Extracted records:
╭──
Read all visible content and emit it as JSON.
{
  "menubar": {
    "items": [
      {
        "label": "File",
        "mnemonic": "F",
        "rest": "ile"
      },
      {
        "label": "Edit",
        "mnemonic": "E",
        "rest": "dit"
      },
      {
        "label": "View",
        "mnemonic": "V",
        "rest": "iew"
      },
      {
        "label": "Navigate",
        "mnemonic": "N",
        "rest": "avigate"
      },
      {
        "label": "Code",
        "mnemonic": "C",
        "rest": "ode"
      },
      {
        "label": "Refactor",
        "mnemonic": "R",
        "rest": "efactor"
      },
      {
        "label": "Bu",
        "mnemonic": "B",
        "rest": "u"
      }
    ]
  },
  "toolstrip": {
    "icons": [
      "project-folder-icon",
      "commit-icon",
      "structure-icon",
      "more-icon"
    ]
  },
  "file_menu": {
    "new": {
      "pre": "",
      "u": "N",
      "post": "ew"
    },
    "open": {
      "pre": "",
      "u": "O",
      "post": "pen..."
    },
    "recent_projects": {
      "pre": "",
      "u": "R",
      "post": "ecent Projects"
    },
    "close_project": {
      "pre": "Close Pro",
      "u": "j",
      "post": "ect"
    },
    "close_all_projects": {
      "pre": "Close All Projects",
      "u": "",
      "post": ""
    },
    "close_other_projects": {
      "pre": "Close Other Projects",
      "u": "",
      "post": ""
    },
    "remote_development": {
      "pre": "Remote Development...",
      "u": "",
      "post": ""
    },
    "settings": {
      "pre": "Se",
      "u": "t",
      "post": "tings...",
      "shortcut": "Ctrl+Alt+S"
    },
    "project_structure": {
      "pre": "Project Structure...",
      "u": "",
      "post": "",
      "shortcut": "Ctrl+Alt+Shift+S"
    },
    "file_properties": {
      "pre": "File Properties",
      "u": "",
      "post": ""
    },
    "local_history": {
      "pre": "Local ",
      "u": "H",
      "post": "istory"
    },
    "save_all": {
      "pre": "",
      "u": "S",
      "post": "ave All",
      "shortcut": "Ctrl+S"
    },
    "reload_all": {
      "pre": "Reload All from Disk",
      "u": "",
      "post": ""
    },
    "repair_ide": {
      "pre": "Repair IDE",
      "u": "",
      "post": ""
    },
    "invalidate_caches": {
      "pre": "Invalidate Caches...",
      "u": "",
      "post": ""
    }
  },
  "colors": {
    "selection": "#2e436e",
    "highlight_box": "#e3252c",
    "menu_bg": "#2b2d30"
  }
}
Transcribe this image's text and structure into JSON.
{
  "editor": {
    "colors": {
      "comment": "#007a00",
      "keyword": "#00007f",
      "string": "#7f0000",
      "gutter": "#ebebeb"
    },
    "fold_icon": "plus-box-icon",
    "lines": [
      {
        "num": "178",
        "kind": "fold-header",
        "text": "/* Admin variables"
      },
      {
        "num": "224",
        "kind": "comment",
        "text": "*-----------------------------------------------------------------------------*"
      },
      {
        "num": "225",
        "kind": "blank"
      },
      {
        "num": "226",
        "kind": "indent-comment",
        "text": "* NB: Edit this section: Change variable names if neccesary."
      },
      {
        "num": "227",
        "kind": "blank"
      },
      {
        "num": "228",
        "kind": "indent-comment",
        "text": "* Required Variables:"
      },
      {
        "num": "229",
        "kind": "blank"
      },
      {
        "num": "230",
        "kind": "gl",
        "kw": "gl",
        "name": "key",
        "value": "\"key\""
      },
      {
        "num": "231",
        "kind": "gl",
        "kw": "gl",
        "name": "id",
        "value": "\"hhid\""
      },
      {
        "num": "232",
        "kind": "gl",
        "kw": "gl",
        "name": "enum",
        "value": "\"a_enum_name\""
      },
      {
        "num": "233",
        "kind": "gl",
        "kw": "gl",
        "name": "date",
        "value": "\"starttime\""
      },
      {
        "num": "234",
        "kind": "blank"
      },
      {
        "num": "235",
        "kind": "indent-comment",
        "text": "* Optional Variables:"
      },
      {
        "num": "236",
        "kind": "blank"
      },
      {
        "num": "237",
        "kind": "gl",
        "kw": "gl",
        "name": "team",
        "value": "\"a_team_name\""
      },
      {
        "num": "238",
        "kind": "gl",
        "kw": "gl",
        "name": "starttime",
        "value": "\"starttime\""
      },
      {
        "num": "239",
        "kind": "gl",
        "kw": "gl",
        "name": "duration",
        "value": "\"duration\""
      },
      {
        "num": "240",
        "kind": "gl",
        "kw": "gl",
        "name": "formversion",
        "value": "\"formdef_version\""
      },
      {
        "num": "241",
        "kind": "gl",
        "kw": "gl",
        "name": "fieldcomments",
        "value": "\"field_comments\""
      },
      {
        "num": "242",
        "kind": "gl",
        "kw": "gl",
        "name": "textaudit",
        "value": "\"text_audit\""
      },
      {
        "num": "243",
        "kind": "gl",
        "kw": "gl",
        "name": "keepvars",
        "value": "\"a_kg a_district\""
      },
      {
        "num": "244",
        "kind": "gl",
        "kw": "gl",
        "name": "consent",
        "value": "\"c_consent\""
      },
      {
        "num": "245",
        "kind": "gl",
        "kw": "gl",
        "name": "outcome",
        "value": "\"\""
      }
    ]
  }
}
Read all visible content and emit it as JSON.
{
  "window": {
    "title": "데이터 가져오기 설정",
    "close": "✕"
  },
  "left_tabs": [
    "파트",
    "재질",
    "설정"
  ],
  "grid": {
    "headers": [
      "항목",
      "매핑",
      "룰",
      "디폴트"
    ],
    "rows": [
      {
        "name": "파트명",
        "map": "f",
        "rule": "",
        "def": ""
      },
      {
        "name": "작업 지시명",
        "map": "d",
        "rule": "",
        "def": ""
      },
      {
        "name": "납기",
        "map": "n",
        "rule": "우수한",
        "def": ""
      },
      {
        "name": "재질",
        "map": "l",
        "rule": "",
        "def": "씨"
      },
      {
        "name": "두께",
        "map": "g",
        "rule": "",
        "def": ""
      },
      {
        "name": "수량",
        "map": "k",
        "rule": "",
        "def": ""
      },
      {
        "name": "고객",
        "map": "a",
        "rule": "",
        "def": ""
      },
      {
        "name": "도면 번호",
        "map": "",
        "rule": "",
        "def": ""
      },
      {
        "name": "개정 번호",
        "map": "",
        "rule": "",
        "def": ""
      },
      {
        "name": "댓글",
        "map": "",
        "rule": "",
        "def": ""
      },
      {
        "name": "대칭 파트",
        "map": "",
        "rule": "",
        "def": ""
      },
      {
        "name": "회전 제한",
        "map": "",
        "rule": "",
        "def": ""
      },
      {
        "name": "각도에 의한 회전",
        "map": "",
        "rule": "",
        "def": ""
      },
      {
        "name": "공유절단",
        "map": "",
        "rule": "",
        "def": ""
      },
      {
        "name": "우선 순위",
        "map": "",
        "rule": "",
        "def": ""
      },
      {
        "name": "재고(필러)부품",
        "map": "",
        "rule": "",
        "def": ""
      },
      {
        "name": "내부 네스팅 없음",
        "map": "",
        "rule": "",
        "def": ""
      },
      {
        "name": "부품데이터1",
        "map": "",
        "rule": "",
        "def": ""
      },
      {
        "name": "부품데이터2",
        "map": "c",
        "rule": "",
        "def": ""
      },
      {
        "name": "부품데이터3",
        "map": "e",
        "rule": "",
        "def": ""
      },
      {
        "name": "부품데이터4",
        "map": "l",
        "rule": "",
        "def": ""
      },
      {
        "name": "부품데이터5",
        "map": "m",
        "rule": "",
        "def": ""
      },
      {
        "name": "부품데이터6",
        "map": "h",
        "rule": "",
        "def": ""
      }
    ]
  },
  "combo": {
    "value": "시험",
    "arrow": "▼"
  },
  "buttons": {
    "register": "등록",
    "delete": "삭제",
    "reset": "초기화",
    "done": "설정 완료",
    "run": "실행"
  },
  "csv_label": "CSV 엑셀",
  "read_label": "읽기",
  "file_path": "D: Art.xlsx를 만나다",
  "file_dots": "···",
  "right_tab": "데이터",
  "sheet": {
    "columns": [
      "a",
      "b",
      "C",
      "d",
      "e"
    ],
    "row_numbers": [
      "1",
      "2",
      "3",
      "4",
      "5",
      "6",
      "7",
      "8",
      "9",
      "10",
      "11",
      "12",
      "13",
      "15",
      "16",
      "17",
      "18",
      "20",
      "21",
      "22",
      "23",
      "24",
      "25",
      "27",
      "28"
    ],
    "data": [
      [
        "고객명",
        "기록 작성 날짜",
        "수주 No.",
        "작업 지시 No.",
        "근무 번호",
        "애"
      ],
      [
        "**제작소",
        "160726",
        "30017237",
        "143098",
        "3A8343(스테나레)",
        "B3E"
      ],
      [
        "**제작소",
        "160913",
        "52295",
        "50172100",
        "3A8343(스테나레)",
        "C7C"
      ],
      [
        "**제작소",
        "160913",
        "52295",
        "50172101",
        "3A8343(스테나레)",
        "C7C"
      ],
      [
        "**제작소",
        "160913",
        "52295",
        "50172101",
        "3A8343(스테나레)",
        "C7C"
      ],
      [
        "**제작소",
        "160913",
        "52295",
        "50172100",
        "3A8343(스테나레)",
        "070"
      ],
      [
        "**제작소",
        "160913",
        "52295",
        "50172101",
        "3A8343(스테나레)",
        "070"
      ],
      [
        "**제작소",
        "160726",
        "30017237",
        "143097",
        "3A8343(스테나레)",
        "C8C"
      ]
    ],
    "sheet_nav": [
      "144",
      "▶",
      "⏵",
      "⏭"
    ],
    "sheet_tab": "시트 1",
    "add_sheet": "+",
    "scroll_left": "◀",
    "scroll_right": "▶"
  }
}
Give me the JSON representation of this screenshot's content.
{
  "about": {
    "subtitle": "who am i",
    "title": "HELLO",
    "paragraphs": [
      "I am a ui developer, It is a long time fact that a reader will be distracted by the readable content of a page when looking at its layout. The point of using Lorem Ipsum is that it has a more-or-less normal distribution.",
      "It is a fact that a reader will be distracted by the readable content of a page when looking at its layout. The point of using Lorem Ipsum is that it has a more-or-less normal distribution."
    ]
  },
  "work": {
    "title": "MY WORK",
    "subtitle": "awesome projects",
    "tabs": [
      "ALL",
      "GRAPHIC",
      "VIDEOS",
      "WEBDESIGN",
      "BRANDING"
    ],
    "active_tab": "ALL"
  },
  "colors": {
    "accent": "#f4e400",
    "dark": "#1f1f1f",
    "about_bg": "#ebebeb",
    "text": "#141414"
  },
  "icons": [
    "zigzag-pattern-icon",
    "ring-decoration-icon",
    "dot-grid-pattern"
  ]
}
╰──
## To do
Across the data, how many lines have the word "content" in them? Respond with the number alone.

## Your response
5